- Format: eBook
- ISBN: 978-1-5261-6293-9
- Publisher: Manchester University Press
- Published Date: June 2021
- BIC Category: Gender studies: men & boys, Colonialism & imperialism, Asian history, HISTORY / Asia / India & South Asia, SOCIAL SCIENCE / Gender Studies, POLITICAL SCIENCE / Colonialism & Post-Colonialism, C 1800 To C 1900, India, Society & social sciences / Cultural studies, Humanities / Modern history to 20th century: c 1700 to c 1900, Humanities / Asian history, Society & social sciences / Gender studies: men, Humanities / Colonialism & imperialism
- Series: Studies in Imperialism

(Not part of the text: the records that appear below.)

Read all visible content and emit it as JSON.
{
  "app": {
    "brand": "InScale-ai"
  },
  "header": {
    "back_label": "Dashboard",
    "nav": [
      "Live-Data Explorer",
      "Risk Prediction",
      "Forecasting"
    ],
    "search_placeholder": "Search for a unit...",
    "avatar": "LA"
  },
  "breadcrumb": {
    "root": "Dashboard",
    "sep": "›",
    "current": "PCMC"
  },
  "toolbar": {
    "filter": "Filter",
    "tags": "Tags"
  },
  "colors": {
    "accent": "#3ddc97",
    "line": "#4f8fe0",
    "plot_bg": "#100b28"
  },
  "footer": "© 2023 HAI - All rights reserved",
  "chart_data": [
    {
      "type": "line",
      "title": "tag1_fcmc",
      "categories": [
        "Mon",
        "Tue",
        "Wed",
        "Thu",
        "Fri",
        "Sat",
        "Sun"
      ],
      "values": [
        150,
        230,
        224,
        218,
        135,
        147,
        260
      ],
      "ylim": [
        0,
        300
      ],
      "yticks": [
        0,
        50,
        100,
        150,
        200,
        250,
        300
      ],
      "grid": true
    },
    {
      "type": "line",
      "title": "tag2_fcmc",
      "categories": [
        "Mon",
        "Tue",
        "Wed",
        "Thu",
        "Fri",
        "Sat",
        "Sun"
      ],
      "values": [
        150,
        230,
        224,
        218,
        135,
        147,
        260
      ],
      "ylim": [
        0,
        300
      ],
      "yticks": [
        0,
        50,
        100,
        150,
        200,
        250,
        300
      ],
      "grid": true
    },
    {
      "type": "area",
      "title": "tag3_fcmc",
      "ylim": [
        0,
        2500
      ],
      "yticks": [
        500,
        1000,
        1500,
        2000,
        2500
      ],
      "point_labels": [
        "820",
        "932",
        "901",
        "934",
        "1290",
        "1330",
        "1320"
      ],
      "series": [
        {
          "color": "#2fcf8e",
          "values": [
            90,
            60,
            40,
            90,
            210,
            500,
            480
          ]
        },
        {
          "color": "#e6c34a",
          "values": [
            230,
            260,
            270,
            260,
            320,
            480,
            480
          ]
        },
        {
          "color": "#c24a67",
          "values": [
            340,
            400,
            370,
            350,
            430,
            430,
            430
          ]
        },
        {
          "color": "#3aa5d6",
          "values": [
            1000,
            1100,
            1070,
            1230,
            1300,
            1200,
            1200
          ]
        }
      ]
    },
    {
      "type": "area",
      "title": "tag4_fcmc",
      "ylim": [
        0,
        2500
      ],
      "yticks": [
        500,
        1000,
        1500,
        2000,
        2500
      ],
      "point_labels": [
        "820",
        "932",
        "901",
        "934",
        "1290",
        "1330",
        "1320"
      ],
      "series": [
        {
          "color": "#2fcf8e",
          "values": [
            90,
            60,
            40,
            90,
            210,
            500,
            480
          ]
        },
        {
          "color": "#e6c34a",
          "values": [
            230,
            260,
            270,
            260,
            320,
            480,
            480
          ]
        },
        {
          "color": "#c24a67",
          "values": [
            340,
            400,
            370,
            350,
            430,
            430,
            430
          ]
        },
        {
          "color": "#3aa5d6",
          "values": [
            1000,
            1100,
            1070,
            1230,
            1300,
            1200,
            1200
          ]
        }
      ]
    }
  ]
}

This book is about the processes and practices through which two differently positioned elites, among the colonisers and the colonised, were constituted respectively as the 'manly Englishman' and the 'effeminate Bengali'. It argues that the emerging dynamics between colonial and nationalist politics in the 1880s and 1890s in India is best captured in the logic of colonial masculinity. The figures of the 'manly Englishman' and the 'effeminate Bengali' were thus constituted in relation to colonial Indian society as well as to some aspects of late nineteenth-century British society. These aspects of late nineteenth-century British society are the emergence of the 'New Woman', the 'remaking of the working class', the legacy of 'internal colonialism', and the anti-feminist backlash of the 1880s and 1890s. A sustained focus on the imperial constitution of colonial masculinity, therefore, serves also to refine the standard historical scholarship on nineteenth-century British masculinity. The book traces the impact of colonial masculinity in four specific controversies: the 'white mutiny' against the Ilbert Bill in 1883, the official government response to the Native Volunteer movement in 1885, the recommendations of the Public Service Commission of 1886, and the Indian opposition to the Age of Consent Bill in 1891. In this book, the author situates the analysis very specifically in the context of an imperial social formation. In doing so, the author examines colonial masculinity not only in the context of social forces within India, but also as framed by and framing political, economic, and ideological shifts in Britain.